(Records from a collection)
↓↓↓

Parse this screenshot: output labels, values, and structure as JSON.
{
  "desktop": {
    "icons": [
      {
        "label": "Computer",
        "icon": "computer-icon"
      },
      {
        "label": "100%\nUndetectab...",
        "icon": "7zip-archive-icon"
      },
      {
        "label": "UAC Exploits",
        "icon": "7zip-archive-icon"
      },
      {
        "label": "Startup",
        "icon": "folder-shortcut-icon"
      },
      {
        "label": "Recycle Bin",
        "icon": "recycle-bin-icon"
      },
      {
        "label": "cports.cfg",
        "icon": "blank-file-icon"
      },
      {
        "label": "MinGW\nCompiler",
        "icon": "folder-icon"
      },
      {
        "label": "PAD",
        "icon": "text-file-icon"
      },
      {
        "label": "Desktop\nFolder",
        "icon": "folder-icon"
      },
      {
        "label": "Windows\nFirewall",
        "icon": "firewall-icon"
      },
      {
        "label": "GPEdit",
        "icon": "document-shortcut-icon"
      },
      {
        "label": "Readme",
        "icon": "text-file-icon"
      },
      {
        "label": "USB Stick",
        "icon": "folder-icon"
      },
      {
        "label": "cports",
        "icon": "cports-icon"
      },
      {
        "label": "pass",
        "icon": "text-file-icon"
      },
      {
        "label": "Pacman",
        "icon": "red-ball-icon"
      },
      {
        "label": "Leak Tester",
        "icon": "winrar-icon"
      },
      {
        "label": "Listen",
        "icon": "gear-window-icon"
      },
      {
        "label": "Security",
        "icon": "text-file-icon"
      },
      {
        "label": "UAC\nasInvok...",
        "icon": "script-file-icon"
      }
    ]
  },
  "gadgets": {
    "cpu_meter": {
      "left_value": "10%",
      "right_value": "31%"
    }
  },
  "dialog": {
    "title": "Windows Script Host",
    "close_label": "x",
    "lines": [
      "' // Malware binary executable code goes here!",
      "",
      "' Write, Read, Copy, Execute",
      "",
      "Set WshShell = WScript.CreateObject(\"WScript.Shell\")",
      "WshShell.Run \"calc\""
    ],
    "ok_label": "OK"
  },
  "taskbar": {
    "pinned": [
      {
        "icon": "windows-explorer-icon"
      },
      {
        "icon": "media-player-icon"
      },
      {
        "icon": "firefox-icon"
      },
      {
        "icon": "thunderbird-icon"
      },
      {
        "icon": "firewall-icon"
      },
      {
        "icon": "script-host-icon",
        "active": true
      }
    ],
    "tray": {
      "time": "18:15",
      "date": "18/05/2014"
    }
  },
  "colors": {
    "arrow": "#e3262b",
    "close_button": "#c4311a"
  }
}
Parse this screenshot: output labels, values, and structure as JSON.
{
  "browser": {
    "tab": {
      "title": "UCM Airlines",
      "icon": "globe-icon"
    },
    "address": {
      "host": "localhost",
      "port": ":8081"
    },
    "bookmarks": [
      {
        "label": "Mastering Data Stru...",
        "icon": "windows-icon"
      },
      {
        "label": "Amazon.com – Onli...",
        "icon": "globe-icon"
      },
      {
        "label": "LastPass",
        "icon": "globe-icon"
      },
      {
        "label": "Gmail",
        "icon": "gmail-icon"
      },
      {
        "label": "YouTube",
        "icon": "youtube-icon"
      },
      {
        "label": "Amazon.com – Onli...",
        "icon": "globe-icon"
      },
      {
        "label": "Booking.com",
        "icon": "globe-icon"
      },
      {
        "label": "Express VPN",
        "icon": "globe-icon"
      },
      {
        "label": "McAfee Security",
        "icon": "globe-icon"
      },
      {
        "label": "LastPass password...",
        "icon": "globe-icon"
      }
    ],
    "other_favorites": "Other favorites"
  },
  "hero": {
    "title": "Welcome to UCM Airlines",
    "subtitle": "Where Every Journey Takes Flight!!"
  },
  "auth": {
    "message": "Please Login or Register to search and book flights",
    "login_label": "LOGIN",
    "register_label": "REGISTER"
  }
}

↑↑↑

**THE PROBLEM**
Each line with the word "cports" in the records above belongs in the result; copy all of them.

**TASK SOLUTION**
        "label": "cports.cfg",
        "label": "cports",
        "icon": "cports-icon"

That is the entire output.